Ever since I first started screencasting almost two years ago, I’ve been really surprised how few people are talking about how cool it is. It can be so hard to teach students at a distance how to use databases, and screencasting is the only tool that allows you to concretely demonstrate how they work. Add in the interactive components you can incorporate into a screencast using Captivate (and perhaps some of the other tools) and it really becomes a tremendous information literacy tool. I’m definitely a fan. So I’m totally excited to be attending Paul Pival’s SirsiDynix talk Show and Tell The Easy Way – An Introduction to Screencasting next week! And I hope you will come too. It’s Wednesday November 8th at 11 am Eastern/8am Pacific. And the best thing about it is, it’s free (you just need to register)! All you need is the Interweb and you’re good to go. Paul is a really great speaker and this is a topic that he knows quite well, so I think we’re all in for a really fun and educational hour.

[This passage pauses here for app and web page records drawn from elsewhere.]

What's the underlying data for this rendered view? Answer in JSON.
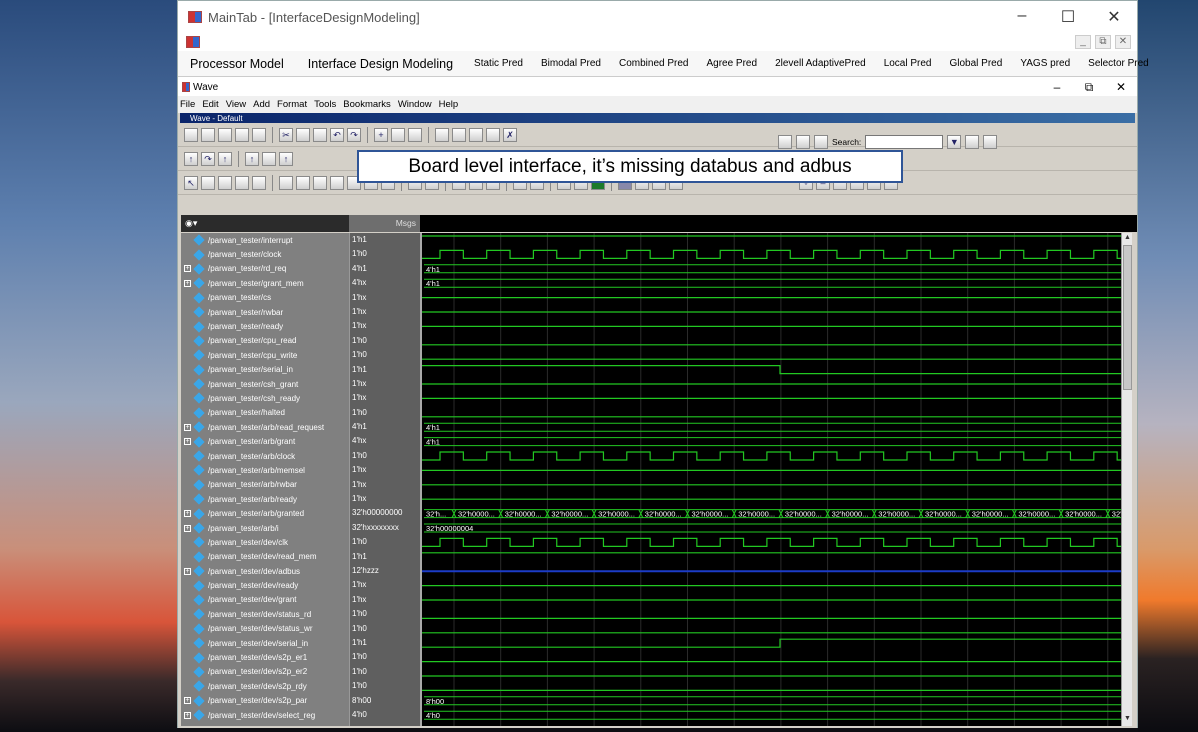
{
  "window": {
    "title": "MainTab - [InterfaceDesignModeling]"
  },
  "tabs": [
    {
      "label": "Processor Model",
      "big": true
    },
    {
      "label": "Interface Design  Modeling",
      "big": true
    },
    {
      "label": "Static Pred",
      "big": false
    },
    {
      "label": "Bimodal Pred",
      "big": false
    },
    {
      "label": "Combined  Pred",
      "big": false
    },
    {
      "label": "Agree Pred",
      "big": false
    },
    {
      "label": "2levell AdaptivePred",
      "big": false
    },
    {
      "label": "Local Pred",
      "big": false
    },
    {
      "label": "Global  Pred",
      "big": false
    },
    {
      "label": "YAGS pred",
      "big": false
    },
    {
      "label": "Selector Pred",
      "big": false
    }
  ],
  "wave": {
    "title": "Wave",
    "subtitle": "Wave - Default",
    "menu": [
      "File",
      "Edit",
      "View",
      "Add",
      "Format",
      "Tools",
      "Bookmarks",
      "Window",
      "Help"
    ],
    "search_label": "Search:",
    "msgs_header": "Msgs"
  },
  "annotation": "Board level interface, it’s missing databus and adbus",
  "signals": [
    {
      "name": "/parwan_tester/interrupt",
      "value": "1'h1",
      "exp": false,
      "wave": "high"
    },
    {
      "name": "/parwan_tester/clock",
      "value": "1'h0",
      "exp": false,
      "wave": "clock"
    },
    {
      "name": "/parwan_tester/rd_req",
      "value": "4'h1",
      "exp": true,
      "wave": "bus",
      "bus_label": "4'h1"
    },
    {
      "name": "/parwan_tester/grant_mem",
      "value": "4'hx",
      "exp": true,
      "wave": "bus",
      "bus_label": "4'h1"
    },
    {
      "name": "/parwan_tester/cs",
      "value": "1'hx",
      "exp": false,
      "wave": "mid"
    },
    {
      "name": "/parwan_tester/rwbar",
      "value": "1'hx",
      "exp": false,
      "wave": "mid"
    },
    {
      "name": "/parwan_tester/ready",
      "value": "1'hx",
      "exp": false,
      "wave": "mid"
    },
    {
      "name": "/parwan_tester/cpu_read",
      "value": "1'h0",
      "exp": false,
      "wave": "low"
    },
    {
      "name": "/parwan_tester/cpu_write",
      "value": "1'h0",
      "exp": false,
      "wave": "low"
    },
    {
      "name": "/parwan_tester/serial_in",
      "value": "1'h1",
      "exp": false,
      "wave": "step_down"
    },
    {
      "name": "/parwan_tester/csh_grant",
      "value": "1'hx",
      "exp": false,
      "wave": "mid"
    },
    {
      "name": "/parwan_tester/csh_ready",
      "value": "1'hx",
      "exp": false,
      "wave": "mid"
    },
    {
      "name": "/parwan_tester/halted",
      "value": "1'h0",
      "exp": false,
      "wave": "low"
    },
    {
      "name": "/parwan_tester/arb/read_request",
      "value": "4'h1",
      "exp": true,
      "wave": "bus",
      "bus_label": "4'h1"
    },
    {
      "name": "/parwan_tester/arb/grant",
      "value": "4'hx",
      "exp": true,
      "wave": "bus",
      "bus_label": "4'h1"
    },
    {
      "name": "/parwan_tester/arb/clock",
      "value": "1'h0",
      "exp": false,
      "wave": "clock"
    },
    {
      "name": "/parwan_tester/arb/memsel",
      "value": "1'hx",
      "exp": false,
      "wave": "mid"
    },
    {
      "name": "/parwan_tester/arb/rwbar",
      "value": "1'hx",
      "exp": false,
      "wave": "mid"
    },
    {
      "name": "/parwan_tester/arb/ready",
      "value": "1'hx",
      "exp": false,
      "wave": "mid"
    },
    {
      "name": "/parwan_tester/arb/granted",
      "value": "32'h00000000",
      "exp": true,
      "wave": "busseg",
      "bus_label": "32'h0000..."
    },
    {
      "name": "/parwan_tester/arb/i",
      "value": "32'hxxxxxxxx",
      "exp": true,
      "wave": "bus",
      "bus_label": "32'h00000004"
    },
    {
      "name": "/parwan_tester/dev/clk",
      "value": "1'h0",
      "exp": false,
      "wave": "clock"
    },
    {
      "name": "/parwan_tester/dev/read_mem",
      "value": "1'h1",
      "exp": false,
      "wave": "high"
    },
    {
      "name": "/parwan_tester/dev/adbus",
      "value": "12'hzzz",
      "exp": true,
      "wave": "hiz"
    },
    {
      "name": "/parwan_tester/dev/ready",
      "value": "1'hx",
      "exp": false,
      "wave": "mid"
    },
    {
      "name": "/parwan_tester/dev/grant",
      "value": "1'hx",
      "exp": false,
      "wave": "mid"
    },
    {
      "name": "/parwan_tester/dev/status_rd",
      "value": "1'h0",
      "exp": false,
      "wave": "low"
    },
    {
      "name": "/parwan_tester/dev/status_wr",
      "value": "1'h0",
      "exp": false,
      "wave": "low"
    },
    {
      "name": "/parwan_tester/dev/serial_in",
      "value": "1'h1",
      "exp": false,
      "wave": "step_up"
    },
    {
      "name": "/parwan_tester/dev/s2p_er1",
      "value": "1'h0",
      "exp": false,
      "wave": "low"
    },
    {
      "name": "/parwan_tester/dev/s2p_er2",
      "value": "1'h0",
      "exp": false,
      "wave": "low"
    },
    {
      "name": "/parwan_tester/dev/s2p_rdy",
      "value": "1'h0",
      "exp": false,
      "wave": "low"
    },
    {
      "name": "/parwan_tester/dev/s2p_par",
      "value": "8'h00",
      "exp": true,
      "wave": "bus",
      "bus_label": "8'h00"
    },
    {
      "name": "/parwan_tester/dev/select_reg",
      "value": "4'h0",
      "exp": true,
      "wave": "bus",
      "bus_label": "4'h0"
    }
  ],
  "colors": {
    "wave": "#22c822",
    "hiz": "#1c3cc8",
    "grid": "#2a2a2a",
    "annot_border": "#2f5597"
  }
}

Speaking of screencasting… I am on the program to be speaking at the ASIS&T 2006 Annual Conference, but I will not be able to attend due to funding limitations. So instead, I created a screencast of my entire presentation that they will be playing at the Wikis and Blogs panel. It’s all about my experiences creating conference wikis, why I did it in the first place, and what I’ve learned from it. I’ll be sure to make it available online after the conference.
I’d really hoped to go to ASIS&T, but they charge over $400 for speaker admission to the conference. Yikes! I’m not on a tenure track, so I wouldn’t go all the way to Austin just to give a talk and head home. I want to go to other people’s talks, learn, network, etc. I will only speak at a conference if 1) it’s online or for a good cause, 2) it’s fun and won’t cost me much to attend or 3) I’m getting paid. I just think charging a speaker (especially for the day they’re speaking) is no way to treat someone who is contributing to the success of your conference. What I really love about Information Today conferences is the appreciation that they show their speakers. I don’t need my ego stroked, but it’s nice to feel valued. I’m not a bigwig who can ask $2500 for a talk, but I do know that my time and effort is worth something and I shouldn’t just feel grateful to be asked to speak. Too many of us don’t know what we’re worth.
Still wish I was going though. Looks like a really cool conference with so many fascinating talks based on scholarly research. If you’re going, won’t you blog it for me?